Increase in cellular triacylglycerol content and emergence of large ER-associated lipid droplets in the absence of CDP-DG synthase function.
Bottom Line: Using two species of fission yeast, we show that cycling cells deficient in the function of the ER-resident CDP-DG synthase Cds1 exhibit markedly increased triacylglycerol content and assemble large lipid droplets closely associated with the ER membranes.We demonstrate that these unusual structures recruit the triacylglycerol synthesis machinery and grow by expansion rather than by fusion.Our results suggest that interfering with the CDP-DG route of phosphatidic acid utilization rewires cellular metabolism to adopt a triacylglycerol-rich lifestyle reliant on the Kennedy pathway.

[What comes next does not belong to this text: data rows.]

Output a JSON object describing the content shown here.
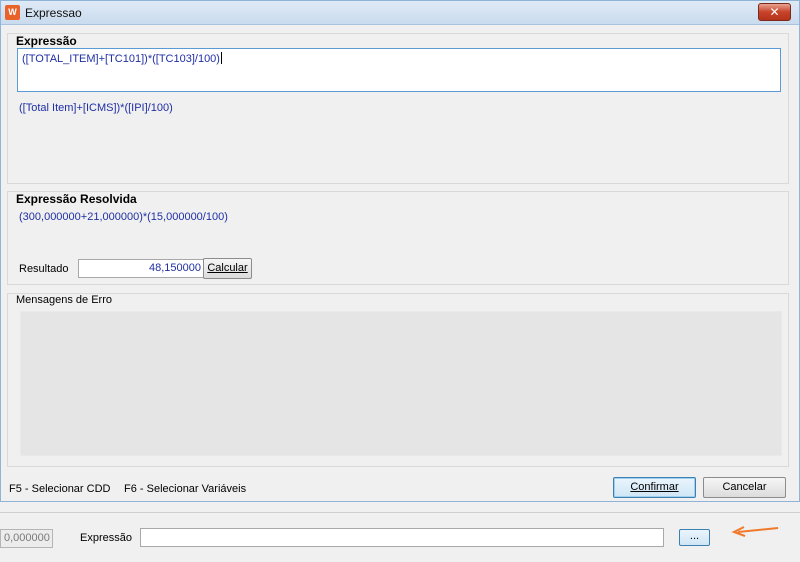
{
  "window": {
    "title": "Expressao",
    "app_icon_glyph": "W",
    "close_glyph": "✕"
  },
  "expression_group": {
    "title": "Expressão",
    "input_value": "([TOTAL_ITEM]+[TC101])*([TC103]/100)",
    "description": "([Total Item]+[ICMS])*([IPI]/100)"
  },
  "resolved_group": {
    "title": "Expressão Resolvida",
    "resolved_expression": "(300,000000+21,000000)*(15,000000/100)",
    "result_label": "Resultado",
    "result_value": "48,150000",
    "calculate_label": "Calcular"
  },
  "errors_group": {
    "title": "Mensagens de Erro"
  },
  "shortcuts": {
    "f5": "F5 - Selecionar CDD",
    "f6": "F6 - Selecionar Variáveis"
  },
  "actions": {
    "confirm_label": "Confirmar",
    "cancel_label": "Cancelar"
  },
  "background_form": {
    "number_value": "0,000000",
    "expression_label": "Expressão",
    "expression_value": "",
    "browse_label": "..."
  },
  "colors": {
    "expression_text": "#1f2fa5",
    "arrow": "#f07a2a",
    "close_button": "#c7432a"
  }
}
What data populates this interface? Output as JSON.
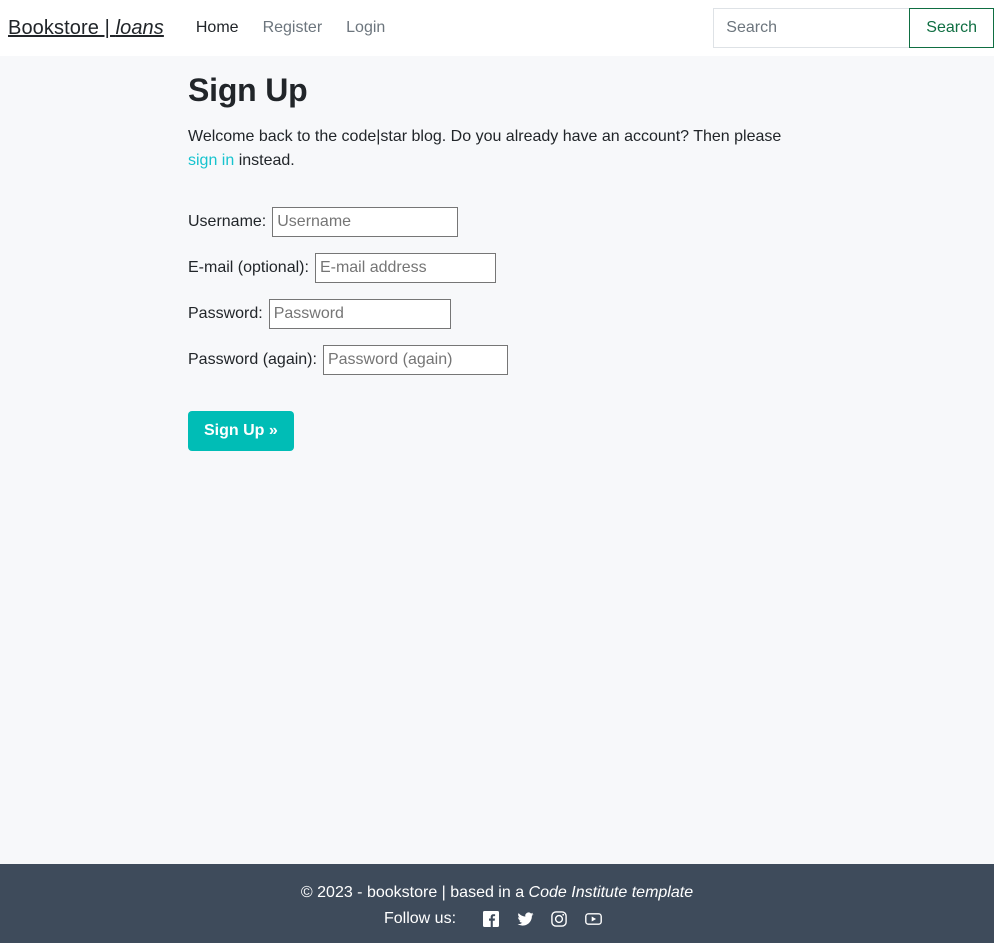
{
  "header": {
    "brand_prefix": "Bookstore | ",
    "brand_italic": "loans",
    "nav": [
      {
        "label": "Home",
        "active": true
      },
      {
        "label": "Register",
        "active": false
      },
      {
        "label": "Login",
        "active": false
      }
    ],
    "search": {
      "placeholder": "Search",
      "value": "",
      "button_label": "Search",
      "button_color": "#0f6e42"
    }
  },
  "main": {
    "title": "Sign Up",
    "intro_before": "Welcome back to the code|star blog. Do you already have an account? Then please ",
    "intro_link": "sign in",
    "intro_after": " instead.",
    "link_color": "#17c3ce",
    "form": {
      "fields": [
        {
          "label": "Username:",
          "placeholder": "Username",
          "value": "",
          "type": "text",
          "name": "username"
        },
        {
          "label": "E-mail (optional):",
          "placeholder": "E-mail address",
          "value": "",
          "type": "text",
          "name": "email"
        },
        {
          "label": "Password:",
          "placeholder": "Password",
          "value": "",
          "type": "password",
          "name": "password"
        },
        {
          "label": "Password (again):",
          "placeholder": "Password (again)",
          "value": "",
          "type": "password",
          "name": "password-again"
        }
      ],
      "submit_label": "Sign Up »",
      "submit_color": "#00bdb6"
    }
  },
  "footer": {
    "copyright_text": "© 2023 - bookstore | based in a ",
    "template_text": "Code Institute template",
    "follow_label": "Follow us:",
    "background_color": "#3e4b5b",
    "social": [
      {
        "name": "facebook",
        "label": "Facebook"
      },
      {
        "name": "twitter",
        "label": "Twitter"
      },
      {
        "name": "instagram",
        "label": "Instagram"
      },
      {
        "name": "youtube",
        "label": "YouTube"
      }
    ]
  }
}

Affiliation: Temasek Life Sciences Laboratory, 117604 Singapore Department of Biological Sciences, National University of Singapore, 117543 Singapore.Show MeSH
Mentions: We sought to identify the mutation underlying the bbl1 phenotype using a whole-genome resequencing approach (see Materials and Methods for experimental details). Two adjacent CC nucleotides in the SJAG_00426.4 open reading frame (ORF) were found mutated to TT, which resulted in substitution of the evolutionarily conserved proline 363 residue to serine (P363S; Figure 3A and Supplemental Figure S3A). SJAG_00426.4 encodes a lipid biosynthesis enzyme from the CDP-DG synthase family highly conserved across all domains of life (Figure 3A and Supplemental Figure S3B). The budding yeast S. cerevisiae orthologue of SJAG_00426.4 is known as Cds1 (Shen et al., 1996).
Affiliation: Temasek Life Sciences Laboratory, 117604 Singapore Department of Biological Sciences, National University of Singapore, 117543 Singapore.